**WHAT THE TASK ASKS**
Set down every entry exactly as given. Pictures are to be left out.

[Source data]
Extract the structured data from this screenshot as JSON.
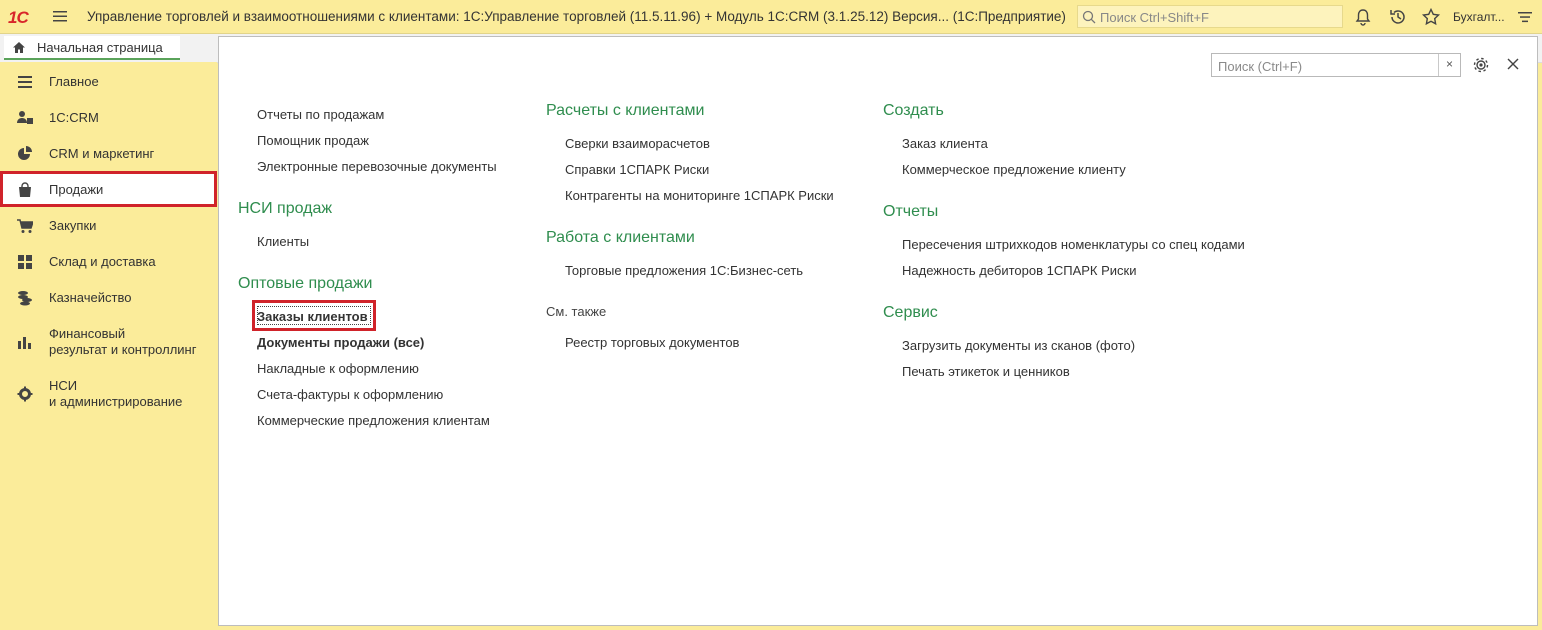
{
  "app": {
    "logo": "1С",
    "title": "Управление торговлей и взаимоотношениями с клиентами: 1С:Управление торговлей (11.5.11.96) + Модуль 1С:CRM (3.1.25.12) Версия...  (1С:Предприятие)",
    "search_placeholder": "Поиск Ctrl+Shift+F",
    "user": "Бухгалт..."
  },
  "tabs": {
    "home_label": "Начальная страница"
  },
  "sidebar": {
    "items": [
      {
        "label": "Главное",
        "icon": "list-icon"
      },
      {
        "label": "1С:CRM",
        "icon": "users-icon"
      },
      {
        "label": "CRM и маркетинг",
        "icon": "pie-chart-icon"
      },
      {
        "label": "Продажи",
        "icon": "shopping-bag-icon",
        "active": true
      },
      {
        "label": "Закупки",
        "icon": "cart-icon"
      },
      {
        "label": "Склад и доставка",
        "icon": "grid-icon"
      },
      {
        "label": "Казначейство",
        "icon": "coins-icon"
      },
      {
        "label1": "Финансовый",
        "label2": "результат и контроллинг",
        "icon": "bar-chart-icon"
      },
      {
        "label1": "НСИ",
        "label2": "и администрирование",
        "icon": "gear-icon"
      }
    ]
  },
  "main": {
    "filter_placeholder": "Поиск (Ctrl+F)",
    "filter_clear": "×",
    "col1": {
      "top_links": [
        "Отчеты по продажам",
        "Помощник продаж",
        "Электронные перевозочные документы"
      ],
      "nsi_head": "НСИ продаж",
      "nsi_links": [
        "Клиенты"
      ],
      "wholesale_head": "Оптовые продажи",
      "wholesale_links": [
        "Заказы клиентов",
        "Документы продажи (все)",
        "Накладные к оформлению",
        "Счета-фактуры к оформлению",
        "Коммерческие предложения клиентам"
      ]
    },
    "col2": {
      "settlements_head": "Расчеты с клиентами",
      "settlements_links": [
        "Сверки взаиморасчетов",
        "Справки 1СПАРК Риски",
        "Контрагенты на мониторинге 1СПАРК Риски"
      ],
      "work_head": "Работа с клиентами",
      "work_links": [
        "Торговые предложения 1С:Бизнес-сеть"
      ],
      "see_also": "См. также",
      "see_also_links": [
        "Реестр торговых документов"
      ]
    },
    "col3": {
      "create_head": "Создать",
      "create_links": [
        "Заказ клиента",
        "Коммерческое предложение клиенту"
      ],
      "reports_head": "Отчеты",
      "reports_links": [
        "Пересечения штрихкодов номенклатуры со спец кодами",
        "Надежность дебиторов 1СПАРК Риски"
      ],
      "service_head": "Сервис",
      "service_links": [
        "Загрузить документы из сканов (фото)",
        "Печать этикеток и ценников"
      ]
    }
  },
  "colors": {
    "accent_green": "#2f8d4e",
    "highlight_red": "#d0232a",
    "panel_yellow": "#fbec9a"
  }
}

**WRITTEN REPLY**
Extract the structured data from this screenshot as JSON.
{
  "app": {
    "logo": "1С",
    "title": "Управление торговлей и взаимоотношениями с клиентами: 1С:Управление торговлей (11.5.11.96) + Модуль 1С:CRM (3.1.25.12) Версия...  (1С:Предприятие)",
    "search_placeholder": "Поиск Ctrl+Shift+F",
    "user": "Бухгалт..."
  },
  "tabs": {
    "home_label": "Начальная страница"
  },
  "sidebar": {
    "items": [
      {
        "label": "Главное",
        "icon": "list-icon"
      },
      {
        "label": "1С:CRM",
        "icon": "users-icon"
      },
      {
        "label": "CRM и маркетинг",
        "icon": "pie-chart-icon"
      },
      {
        "label": "Продажи",
        "icon": "shopping-bag-icon",
        "active": true
      },
      {
        "label": "Закупки",
        "icon": "cart-icon"
      },
      {
        "label": "Склад и доставка",
        "icon": "grid-icon"
      },
      {
        "label": "Казначейство",
        "icon": "coins-icon"
      },
      {
        "label1": "Финансовый",
        "label2": "результат и контроллинг",
        "icon": "bar-chart-icon"
      },
      {
        "label1": "НСИ",
        "label2": "и администрирование",
        "icon": "gear-icon"
      }
    ]
  },
  "main": {
    "filter_placeholder": "Поиск (Ctrl+F)",
    "filter_clear": "×",
    "col1": {
      "top_links": [
        "Отчеты по продажам",
        "Помощник продаж",
        "Электронные перевозочные документы"
      ],
      "nsi_head": "НСИ продаж",
      "nsi_links": [
        "Клиенты"
      ],
      "wholesale_head": "Оптовые продажи",
      "wholesale_links": [
        "Заказы клиентов",
        "Документы продажи (все)",
        "Накладные к оформлению",
        "Счета-фактуры к оформлению",
        "Коммерческие предложения клиентам"
      ]
    },
    "col2": {
      "settlements_head": "Расчеты с клиентами",
      "settlements_links": [
        "Сверки взаиморасчетов",
        "Справки 1СПАРК Риски",
        "Контрагенты на мониторинге 1СПАРК Риски"
      ],
      "work_head": "Работа с клиентами",
      "work_links": [
        "Торговые предложения 1С:Бизнес-сеть"
      ],
      "see_also": "См. также",
      "see_also_links": [
        "Реестр торговых документов"
      ]
    },
    "col3": {
      "create_head": "Создать",
      "create_links": [
        "Заказ клиента",
        "Коммерческое предложение клиенту"
      ],
      "reports_head": "Отчеты",
      "reports_links": [
        "Пересечения штрихкодов номенклатуры со спец кодами",
        "Надежность дебиторов 1СПАРК Риски"
      ],
      "service_head": "Сервис",
      "service_links": [
        "Загрузить документы из сканов (фото)",
        "Печать этикеток и ценников"
      ]
    }
  },
  "colors": {
    "accent_green": "#2f8d4e",
    "highlight_red": "#d0232a",
    "panel_yellow": "#fbec9a"
  }
}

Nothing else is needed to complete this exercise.